Here’s how I feel on New Year’s Eve: I feel as if I’m facing one of those doors in a busy restaurant that swipes so fast in both directions it’s impossible to tell whether people are coming or going.
I’m standing at the threshold and I’m aware that I’d better make a decision about the way I’m heading.
Novelist Zadie Smith argues, “Every New Year’s Eve is an impending apocalypse in miniature.” This time of the year, we know it’s supposed to be “out with the old” and “in with the new,” but even that can be confusing. Everybody seems purposive, but a person can sometimes feel as if she’s standing around and getting in the way.
The tricky part is this: If you don’t examine what you are doing, you might move along without making any decisions whatsoever. Simply in order not to stand still, you start going in circles.
Then you can end up a revolving door.

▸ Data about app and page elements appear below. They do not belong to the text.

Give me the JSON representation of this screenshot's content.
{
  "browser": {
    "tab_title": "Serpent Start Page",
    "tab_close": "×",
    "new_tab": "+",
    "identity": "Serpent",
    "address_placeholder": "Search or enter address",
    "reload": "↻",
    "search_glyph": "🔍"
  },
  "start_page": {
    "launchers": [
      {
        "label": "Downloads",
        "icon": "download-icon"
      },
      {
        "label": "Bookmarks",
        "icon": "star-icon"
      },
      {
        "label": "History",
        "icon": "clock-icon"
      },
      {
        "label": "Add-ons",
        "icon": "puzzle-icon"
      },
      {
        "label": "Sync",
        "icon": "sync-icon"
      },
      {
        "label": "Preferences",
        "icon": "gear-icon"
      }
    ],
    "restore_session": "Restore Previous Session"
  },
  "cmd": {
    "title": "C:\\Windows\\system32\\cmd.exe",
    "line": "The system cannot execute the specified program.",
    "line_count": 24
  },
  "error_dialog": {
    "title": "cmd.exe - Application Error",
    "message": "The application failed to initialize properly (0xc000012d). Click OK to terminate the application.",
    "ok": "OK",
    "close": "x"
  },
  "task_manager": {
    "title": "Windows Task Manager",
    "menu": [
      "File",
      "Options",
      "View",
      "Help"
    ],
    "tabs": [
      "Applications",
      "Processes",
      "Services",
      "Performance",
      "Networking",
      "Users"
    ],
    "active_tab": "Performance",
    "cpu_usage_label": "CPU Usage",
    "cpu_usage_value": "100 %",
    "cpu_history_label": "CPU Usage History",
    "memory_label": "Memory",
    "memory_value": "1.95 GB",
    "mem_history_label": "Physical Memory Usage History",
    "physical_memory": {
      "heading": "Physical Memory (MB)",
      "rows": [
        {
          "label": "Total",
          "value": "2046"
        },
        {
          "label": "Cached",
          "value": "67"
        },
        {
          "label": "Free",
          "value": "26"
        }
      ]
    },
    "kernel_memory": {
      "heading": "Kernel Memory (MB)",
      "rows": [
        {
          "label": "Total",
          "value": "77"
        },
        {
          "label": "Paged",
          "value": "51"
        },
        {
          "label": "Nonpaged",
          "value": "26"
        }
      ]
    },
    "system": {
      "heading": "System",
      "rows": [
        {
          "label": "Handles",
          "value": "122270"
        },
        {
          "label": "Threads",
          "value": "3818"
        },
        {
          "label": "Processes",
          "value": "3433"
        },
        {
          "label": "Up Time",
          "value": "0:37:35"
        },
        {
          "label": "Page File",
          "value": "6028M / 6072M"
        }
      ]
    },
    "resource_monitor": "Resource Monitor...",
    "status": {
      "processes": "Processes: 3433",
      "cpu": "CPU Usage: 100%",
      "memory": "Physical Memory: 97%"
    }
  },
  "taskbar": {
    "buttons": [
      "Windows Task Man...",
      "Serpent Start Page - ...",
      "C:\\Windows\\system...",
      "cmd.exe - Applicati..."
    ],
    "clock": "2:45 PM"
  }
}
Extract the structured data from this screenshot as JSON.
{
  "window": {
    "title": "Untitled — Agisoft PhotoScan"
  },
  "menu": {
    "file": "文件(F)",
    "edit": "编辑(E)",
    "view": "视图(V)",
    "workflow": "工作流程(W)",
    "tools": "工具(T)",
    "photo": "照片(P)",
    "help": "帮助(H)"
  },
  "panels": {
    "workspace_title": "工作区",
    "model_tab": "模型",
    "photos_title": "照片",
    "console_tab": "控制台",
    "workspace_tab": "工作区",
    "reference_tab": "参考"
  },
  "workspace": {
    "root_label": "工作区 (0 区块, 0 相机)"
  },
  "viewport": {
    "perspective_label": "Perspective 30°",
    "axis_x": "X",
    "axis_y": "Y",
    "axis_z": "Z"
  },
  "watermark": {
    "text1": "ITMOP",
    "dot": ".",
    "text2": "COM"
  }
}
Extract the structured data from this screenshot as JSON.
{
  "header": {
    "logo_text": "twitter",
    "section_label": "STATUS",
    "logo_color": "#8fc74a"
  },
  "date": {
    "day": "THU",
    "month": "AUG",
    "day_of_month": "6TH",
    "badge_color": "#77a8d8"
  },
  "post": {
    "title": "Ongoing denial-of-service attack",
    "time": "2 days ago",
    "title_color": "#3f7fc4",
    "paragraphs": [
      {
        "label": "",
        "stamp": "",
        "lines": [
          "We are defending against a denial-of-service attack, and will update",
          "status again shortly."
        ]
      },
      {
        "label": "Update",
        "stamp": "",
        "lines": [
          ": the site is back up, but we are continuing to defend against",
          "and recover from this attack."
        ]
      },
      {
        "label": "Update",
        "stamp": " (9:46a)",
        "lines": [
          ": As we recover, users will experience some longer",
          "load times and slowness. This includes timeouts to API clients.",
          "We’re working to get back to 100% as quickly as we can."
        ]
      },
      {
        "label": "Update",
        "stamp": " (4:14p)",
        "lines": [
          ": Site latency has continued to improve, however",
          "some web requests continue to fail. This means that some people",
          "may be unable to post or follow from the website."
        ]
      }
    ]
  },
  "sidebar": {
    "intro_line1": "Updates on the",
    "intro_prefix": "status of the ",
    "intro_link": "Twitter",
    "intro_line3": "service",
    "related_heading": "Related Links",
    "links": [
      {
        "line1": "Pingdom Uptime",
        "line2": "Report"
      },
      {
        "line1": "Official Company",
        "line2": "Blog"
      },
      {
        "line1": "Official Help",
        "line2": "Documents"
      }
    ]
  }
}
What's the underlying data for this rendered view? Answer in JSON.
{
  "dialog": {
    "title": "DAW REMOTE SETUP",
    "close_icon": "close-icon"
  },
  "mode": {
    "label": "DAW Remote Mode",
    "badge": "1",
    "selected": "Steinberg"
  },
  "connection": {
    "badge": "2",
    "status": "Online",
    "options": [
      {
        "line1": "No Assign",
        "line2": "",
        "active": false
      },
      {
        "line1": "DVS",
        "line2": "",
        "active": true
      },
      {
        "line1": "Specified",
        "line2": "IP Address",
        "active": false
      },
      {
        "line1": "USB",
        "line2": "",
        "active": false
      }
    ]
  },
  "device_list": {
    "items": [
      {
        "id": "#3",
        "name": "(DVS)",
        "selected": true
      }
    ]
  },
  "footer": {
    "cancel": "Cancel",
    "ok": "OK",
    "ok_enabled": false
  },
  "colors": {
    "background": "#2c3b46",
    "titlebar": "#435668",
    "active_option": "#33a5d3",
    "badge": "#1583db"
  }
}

Getting stuck in a revolving door is either a nightmare or a farce; it’s absurd mechanical activity without purpose. That’s no way to go through life unless you’re Will Ferrell in “Elf.” And even that, as I recall, didn’t end prettily.
(Don’t kid yourself that you’re embracing composure if all you’re really doing is slipping into complacency, either.)
So if we want to make next year different from the one that preceded it, we’ll need to change more than the last digit of the date we write on our checks.
Where to begin? There are practical ways to make life better. And since I am now at the age where I write Post-its to remind myself of everything from my cellphone number (I don’t call myself, so I forget it) to my preferences in lipstick (“Never purchase anything called ‘Coral'” is an actual Post-it in my purse), I have written them out.
Phrases from the first list, I’ve discovered, can be easily rehearsed until they not only sound sincere and natural but also are sincere and natural. Phrases from the second list can be removed from one’s arsenal by biting one’s tongue, thinking before speaking and reminding oneself that nobody ever says, “I simply adore a narcissistic boor” with a straight face.
Say these words more often:
•How can I help?
•Here, let me do that for you.
•Thank you. I’m grateful and I want to make sure you know it.
•Tell that wonderful story about …
•I’ve given it some real thought and I owe you an apology.
•I’ve given it some real thought and I accept your apology.
•This one’s on me. You can get it next time.
•We might not agree about this but I’m glad we can discuss it. A) Maybe we should move on to another subject; we seem to be getting stuck here and it’d be great to talk about other topics. (This is especially useful during election years or family gatherings.) Or B) We’re never going to agree about this, so until we can approach it differently, let’s not just keep rehearsing the same arguments that frustrate both of us out of respect for our (choose one) friendship/marriage/cellmates.
•Count on it.
•I got myself some coffee (tea, pizza, job equity) and I thought you might like some, too.
•C’mon, there’s plenty of room.
•You’re welcome. It was my pleasure.
•Congratulations! Hooray! Wowza!
Say these words less often:
•That’s not my problem.
•It’s not my job.
•What does that have to do with me?
•Way too complicated.
•If I had her (choose one) connections/money/looks/luck, I could’ve done it, too, and done it better. (Notice how the words “talent,” “intelligence” and “diligence” aren’t on the list?)
•There wasn’t enough time so I didn’t finish.
•You know I’m always late.
•Um, what were you just talking about?
•Oh, please, not again.
•You’re kidding, right?
•Give me a break.
•That’s not fair.
•Nobody will ever notice.
According to author Hilary Mantel, the days surrounding New Year’s Eve are “a time of suspension, of hesitation, of the indrawn breath. It is a time to let go of expectation, yet not abandon hope.”
Here’s to hope — and to 2017.
Gina Barreca is an English professor at UConn and a feminist scholar who has written eight books. She can be reached through her website at ginabarreca.com. Because of the holiday, we’re publishing her column one day early.